Junior Parlee Center Fellow
When I first came to Ursinus I had every intention of majoring in only Biology and attending medical school after graduation. However, those plans changed when I decided to take Biomedical Ethics on a whim my freshman year. In that class I was first introduced to health disparities and inequities in healthcare. That moment- and moreover that class- initiated my passion for health activism. After taking a myriad of classes that discussed the intersection of science and society, I realized I truly had a passion for Health Policy, and decided it would be best to pursue a PhD in Public Health after graduating. Public health comes in all shapes and sizes, but I intend to follow a path that allows me to continue researching trends in minority health that inform policy, in addition to advocating with communities by regularly engaging in direct service and community building.
My Major / Minor / Campus Organizations
My Favorite Parlee Center Events
Dr. Hill visits Ursinus College
Intellectual Life at Ursinus College Conference

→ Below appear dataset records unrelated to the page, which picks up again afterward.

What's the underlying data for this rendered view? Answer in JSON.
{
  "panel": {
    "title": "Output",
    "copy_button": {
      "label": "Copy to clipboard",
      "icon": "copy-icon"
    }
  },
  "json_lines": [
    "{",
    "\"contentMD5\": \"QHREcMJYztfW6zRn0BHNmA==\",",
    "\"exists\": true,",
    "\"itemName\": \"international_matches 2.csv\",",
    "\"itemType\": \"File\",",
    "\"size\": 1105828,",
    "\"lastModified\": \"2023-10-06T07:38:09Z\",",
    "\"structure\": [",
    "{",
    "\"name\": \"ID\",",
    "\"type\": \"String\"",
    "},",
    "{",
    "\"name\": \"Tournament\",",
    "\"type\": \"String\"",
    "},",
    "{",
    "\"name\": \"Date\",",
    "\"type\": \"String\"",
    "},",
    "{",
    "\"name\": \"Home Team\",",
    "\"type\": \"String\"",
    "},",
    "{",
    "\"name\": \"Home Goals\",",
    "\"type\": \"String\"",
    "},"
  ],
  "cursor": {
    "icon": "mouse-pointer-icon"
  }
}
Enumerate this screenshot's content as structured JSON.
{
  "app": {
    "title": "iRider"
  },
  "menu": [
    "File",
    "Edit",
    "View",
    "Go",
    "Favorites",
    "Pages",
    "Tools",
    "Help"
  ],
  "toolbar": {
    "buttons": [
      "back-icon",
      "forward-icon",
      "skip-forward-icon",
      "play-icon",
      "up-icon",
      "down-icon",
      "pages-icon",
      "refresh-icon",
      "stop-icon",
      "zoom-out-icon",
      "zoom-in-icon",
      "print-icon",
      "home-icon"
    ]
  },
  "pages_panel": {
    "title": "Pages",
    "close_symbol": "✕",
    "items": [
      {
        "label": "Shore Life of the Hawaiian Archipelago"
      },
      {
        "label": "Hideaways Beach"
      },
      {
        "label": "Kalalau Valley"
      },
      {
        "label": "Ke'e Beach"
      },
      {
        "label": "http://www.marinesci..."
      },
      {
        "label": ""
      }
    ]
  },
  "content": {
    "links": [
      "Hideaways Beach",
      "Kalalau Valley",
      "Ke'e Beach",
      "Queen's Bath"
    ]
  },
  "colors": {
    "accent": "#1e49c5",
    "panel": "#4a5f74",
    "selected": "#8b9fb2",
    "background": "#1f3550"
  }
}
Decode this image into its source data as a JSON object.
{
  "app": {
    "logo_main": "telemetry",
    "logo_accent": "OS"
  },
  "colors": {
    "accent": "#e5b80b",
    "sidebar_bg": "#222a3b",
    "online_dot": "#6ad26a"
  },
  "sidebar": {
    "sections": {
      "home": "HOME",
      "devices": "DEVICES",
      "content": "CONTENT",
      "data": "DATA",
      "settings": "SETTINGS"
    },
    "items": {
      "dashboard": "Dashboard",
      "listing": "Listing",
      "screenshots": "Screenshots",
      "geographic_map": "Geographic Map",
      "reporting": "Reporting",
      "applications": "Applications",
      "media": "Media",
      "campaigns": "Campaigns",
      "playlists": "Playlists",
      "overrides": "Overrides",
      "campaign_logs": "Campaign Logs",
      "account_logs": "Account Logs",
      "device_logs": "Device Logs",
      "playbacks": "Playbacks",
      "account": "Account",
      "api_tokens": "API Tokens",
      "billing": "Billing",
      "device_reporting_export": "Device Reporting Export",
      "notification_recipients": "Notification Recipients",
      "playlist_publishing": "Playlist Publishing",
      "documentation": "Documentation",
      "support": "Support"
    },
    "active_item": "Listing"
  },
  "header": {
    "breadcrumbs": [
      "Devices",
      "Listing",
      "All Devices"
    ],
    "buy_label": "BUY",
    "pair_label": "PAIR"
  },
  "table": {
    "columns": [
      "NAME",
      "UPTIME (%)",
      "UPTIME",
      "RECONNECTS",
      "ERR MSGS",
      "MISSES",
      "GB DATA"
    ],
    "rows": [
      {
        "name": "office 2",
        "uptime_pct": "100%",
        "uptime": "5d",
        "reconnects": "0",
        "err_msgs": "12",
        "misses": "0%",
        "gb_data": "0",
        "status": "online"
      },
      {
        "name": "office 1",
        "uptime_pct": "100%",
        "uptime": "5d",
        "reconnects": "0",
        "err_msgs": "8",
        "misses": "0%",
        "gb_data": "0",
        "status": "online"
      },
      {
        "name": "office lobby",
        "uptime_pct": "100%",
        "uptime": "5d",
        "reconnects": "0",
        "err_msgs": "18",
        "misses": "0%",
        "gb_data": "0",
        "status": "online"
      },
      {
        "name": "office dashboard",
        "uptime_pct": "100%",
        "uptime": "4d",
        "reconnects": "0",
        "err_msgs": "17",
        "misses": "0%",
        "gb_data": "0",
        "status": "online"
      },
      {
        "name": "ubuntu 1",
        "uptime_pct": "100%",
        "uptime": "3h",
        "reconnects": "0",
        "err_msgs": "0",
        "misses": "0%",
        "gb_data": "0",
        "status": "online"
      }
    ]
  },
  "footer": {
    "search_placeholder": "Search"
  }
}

Mitch Hunter’s Agriculture in 2050: The Path Forward
My Parlee Center Fellow Courses
Biomedical Ethics, Applied Ethics, Philosophy of Law, Science and the Common Good, & Innovations in Biology.
I work with Dr. Volpe in the Health Experiences Across the Lifespan Lab, where we study how race related social experiences impact the physical and mental health of marginalized communities, with an emphasis on the Black community. I specifically investigate the limitations of coping mechanisms that preserve physical health in a situational context of racial discrimination. Additionally, we investigate how expectations can cause body shaming and policing in the black community.
In the summer of 2017 I interned at the Franklin Institute in Science Communication and Informal Science Education. I worked with a team of exhibit designers and social scientists to effectively create a museum interactive which would explain how environmental factors affect an individuals’ health through epigenetic modifications. I also worked on another interactive that communicated how different stressors, and particularly chronic stressors like poverty, food insecurity, and racial discrimination can impact the effectiveness of one’s immune system.
After I graduate from Ursinus I plan to work in health policy and community health, to do this effectively I’ll obtain my PhD in health policy.
Life After Ursinus
Science ought to be purposeful– and the Parlee Center for Science and the Common Good communicates this message with every speaker event, panel, podcast and course. For me, the Parlee center has allowed me to realize the extent to which health is influenced by socioeconomic factors and the Center has exposed me to the field of minority health and minority health disparities. Systemic racism, poverty, and environmental disadvantages plague marginalized communities and influence health outcomes just as much as biological factors. After experiencing the minority health speaker series in the fall of 2016, I realized the extent to which the social determinants of health are determined by race and socioeconomic factors. Since then, I’ve focused on this injustice constantly in my personal and professional life.